[MATERIAL PROVIDED]:
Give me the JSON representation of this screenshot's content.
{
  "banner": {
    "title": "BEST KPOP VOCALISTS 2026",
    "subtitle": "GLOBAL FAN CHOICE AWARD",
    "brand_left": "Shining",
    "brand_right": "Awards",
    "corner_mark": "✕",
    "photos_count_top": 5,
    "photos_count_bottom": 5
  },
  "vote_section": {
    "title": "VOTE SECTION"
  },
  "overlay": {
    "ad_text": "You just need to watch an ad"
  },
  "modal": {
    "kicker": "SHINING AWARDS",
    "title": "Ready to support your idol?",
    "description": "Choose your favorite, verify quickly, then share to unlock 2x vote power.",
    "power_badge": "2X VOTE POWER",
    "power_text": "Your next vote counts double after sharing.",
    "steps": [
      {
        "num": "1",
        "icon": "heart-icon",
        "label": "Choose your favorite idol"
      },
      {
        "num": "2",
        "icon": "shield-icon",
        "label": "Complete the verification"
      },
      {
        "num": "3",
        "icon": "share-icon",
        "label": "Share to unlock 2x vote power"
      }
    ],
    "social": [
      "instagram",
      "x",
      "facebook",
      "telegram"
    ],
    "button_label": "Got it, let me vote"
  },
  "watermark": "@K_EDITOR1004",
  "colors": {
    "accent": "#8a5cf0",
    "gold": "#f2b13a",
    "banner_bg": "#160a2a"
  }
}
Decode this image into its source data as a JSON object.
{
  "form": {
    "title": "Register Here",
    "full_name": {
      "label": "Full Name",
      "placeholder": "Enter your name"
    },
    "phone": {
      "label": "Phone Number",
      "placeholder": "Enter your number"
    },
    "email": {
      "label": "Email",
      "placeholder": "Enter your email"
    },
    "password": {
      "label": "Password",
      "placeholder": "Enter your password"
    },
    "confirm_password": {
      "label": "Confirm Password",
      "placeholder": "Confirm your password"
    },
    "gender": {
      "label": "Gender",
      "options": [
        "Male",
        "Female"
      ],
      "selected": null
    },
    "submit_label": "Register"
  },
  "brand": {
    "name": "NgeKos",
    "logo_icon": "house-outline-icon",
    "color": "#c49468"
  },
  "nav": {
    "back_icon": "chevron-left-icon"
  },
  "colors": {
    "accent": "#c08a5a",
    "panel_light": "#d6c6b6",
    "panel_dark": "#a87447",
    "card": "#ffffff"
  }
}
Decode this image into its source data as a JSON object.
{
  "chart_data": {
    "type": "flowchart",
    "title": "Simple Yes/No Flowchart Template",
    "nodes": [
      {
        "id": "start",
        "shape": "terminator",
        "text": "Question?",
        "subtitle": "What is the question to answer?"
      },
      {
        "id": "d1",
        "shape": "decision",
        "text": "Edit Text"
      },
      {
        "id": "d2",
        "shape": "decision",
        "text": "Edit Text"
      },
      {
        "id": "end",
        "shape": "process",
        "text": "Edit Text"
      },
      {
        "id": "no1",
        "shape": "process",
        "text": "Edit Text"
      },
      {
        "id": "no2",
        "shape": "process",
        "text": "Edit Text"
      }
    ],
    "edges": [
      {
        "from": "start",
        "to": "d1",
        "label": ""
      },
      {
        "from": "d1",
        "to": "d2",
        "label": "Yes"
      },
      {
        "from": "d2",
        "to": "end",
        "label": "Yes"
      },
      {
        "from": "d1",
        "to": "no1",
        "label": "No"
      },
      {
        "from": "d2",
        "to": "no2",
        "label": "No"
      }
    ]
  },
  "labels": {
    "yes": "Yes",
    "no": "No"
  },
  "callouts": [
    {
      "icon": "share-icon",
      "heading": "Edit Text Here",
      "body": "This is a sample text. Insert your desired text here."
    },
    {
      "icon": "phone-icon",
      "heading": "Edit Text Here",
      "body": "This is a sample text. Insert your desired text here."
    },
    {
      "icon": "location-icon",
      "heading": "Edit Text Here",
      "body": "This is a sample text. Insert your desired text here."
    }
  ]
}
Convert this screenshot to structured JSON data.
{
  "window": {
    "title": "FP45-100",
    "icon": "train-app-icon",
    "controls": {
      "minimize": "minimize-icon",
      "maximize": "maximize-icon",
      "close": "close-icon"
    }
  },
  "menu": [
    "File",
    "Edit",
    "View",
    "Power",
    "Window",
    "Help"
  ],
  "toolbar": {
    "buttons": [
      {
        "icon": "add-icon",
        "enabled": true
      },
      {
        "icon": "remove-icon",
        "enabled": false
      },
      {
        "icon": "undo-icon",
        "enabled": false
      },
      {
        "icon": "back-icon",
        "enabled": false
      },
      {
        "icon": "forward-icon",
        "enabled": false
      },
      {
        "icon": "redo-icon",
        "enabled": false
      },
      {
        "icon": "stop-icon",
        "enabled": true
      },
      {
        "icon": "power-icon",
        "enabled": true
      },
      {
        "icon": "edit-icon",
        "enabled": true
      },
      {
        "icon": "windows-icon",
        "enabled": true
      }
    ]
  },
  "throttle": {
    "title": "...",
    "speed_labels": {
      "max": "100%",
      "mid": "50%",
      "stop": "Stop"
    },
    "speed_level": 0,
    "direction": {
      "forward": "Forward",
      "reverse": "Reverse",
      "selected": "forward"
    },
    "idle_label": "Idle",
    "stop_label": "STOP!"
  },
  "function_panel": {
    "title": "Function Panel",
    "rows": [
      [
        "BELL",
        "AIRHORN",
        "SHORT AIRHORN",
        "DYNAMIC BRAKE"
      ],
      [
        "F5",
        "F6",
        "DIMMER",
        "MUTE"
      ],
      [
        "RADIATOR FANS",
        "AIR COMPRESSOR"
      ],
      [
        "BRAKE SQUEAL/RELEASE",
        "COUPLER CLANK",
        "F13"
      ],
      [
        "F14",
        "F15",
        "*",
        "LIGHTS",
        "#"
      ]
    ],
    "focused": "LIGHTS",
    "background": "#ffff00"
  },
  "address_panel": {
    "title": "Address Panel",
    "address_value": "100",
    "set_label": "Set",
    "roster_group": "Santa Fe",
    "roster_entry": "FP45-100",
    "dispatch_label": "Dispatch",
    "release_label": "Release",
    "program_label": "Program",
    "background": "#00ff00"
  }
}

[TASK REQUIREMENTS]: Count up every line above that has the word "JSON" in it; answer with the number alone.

[REPLY TO THE TASK]: 4